MGM-GVC Joint Venture Reaches Deal with California Tribe for Sports Betting

A joint venture consisting of MGM Resorts International and GVC Holdings has reached an agreement with the United Auburn Indian Community (UAIC) in California to offer in-person and online sports betting, casino games and poker when permitted by state law.

The UAIC operates Thunder Valley Casino Resort in Lincoln, about 30 miles east of Sacramento. In a press release issued on Monday, UAIC Chairman Gene Whitehouse said, “It is not yet clear if California will authorize sports betting or interactive games generally, but with the overturn of PASPA possibly opening the door for sports betting, our Tribe wants to be well-situated, and this agreement with the national leader in the field does just that.”

Details of the deal remain limited beyond MGM-GVC confirming it “will provide its iconic brands and proprietary technology to enable UAIC to offer retail and mobile sports betting and online casino and poker if and when any are permitted under state law.”

MGM Resorts International and GVC formed their joint partnership in July to target new opportunities in the expanding sports betting and online gambling markets in the USA. As a part of the joint venture, both companies each pledged an initial $100 million investment to get the ball rolling.

California is a Tempting but Complicated Market

California is a tempting sports betting and gaming market with a population of nearly 40 million and a GDP on par with the entire UK. It’s also a complicated market with a myriad of lawmakers, tribal interests and commercial stakeholders all pushing and pulling in different directions.

California lawmakers have been attempting to legalize online poker for years now, but that has proven enormously difficult with progress measured in inches.
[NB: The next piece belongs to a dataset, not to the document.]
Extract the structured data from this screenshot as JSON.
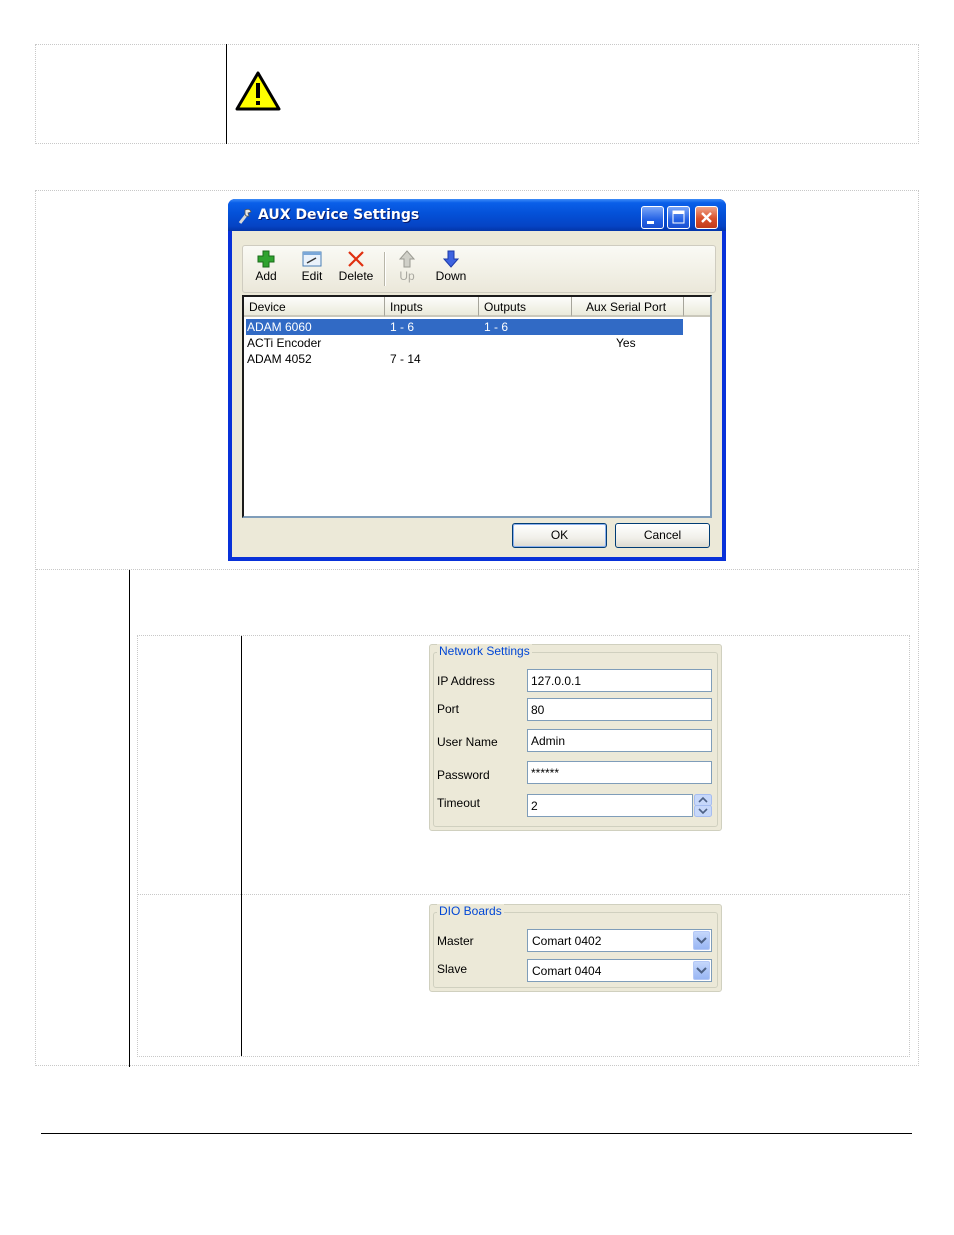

All previous attempts to legalize online poker or sports betting have failed to yield positive results with talks breaking down once various interested parties get involved.

One of the key points of contention regarding online poker in California is whether or not companies such as PokerStars should be allowed to apply for licenses after taking wagers from customers in California before the state had legalized online poker.

Similar issues have already arisen in discussions concerning sports betting in California, so it could be quite some time before this deal provides tangible benefits to MGM, GVC and the UAIC.

For instance, some gaming tribes claim they alone would have the right to offer sports betting if the state passes a legalization bill due to existing gaming compacts with the state. Steve Stallings, chairman of the California Nations Gaming Association, recently said “the tribes are going to stand on the principle that only we operate full casino-style gaming in the state,” which he believes includes sports betting.

Then, there’s the Thoroughbred Owners Association of California that also wants a seat at the table while simultaneously seeking to prohibit online betting. And on a third side we have companies such as MGM and GVC that are obviously interested in seeing online betting in California.

UAIC knows first-hand how slowly things move in California. In fact, UAIC has prior connections to GVC Holdings. Back in 2012, UAIC and Bwin.party reached a deal to run an online poker site in anticipation of favorable online poker legislation in California. That deal went nowhere when lawmakers were unable to pass legislation, and Bwin.party was acquired by GVC Holdings several years later.

Despite its difficulties, California remains a prime target for major gaming companies that are now rushing to set up shop across the US as sports betting legalization efforts spread. California’s potential as an online gaming and sports betting market makes it too valuable for companies such as MGM and GVC to ignore even if any time or money spent on the state right now is a gamble.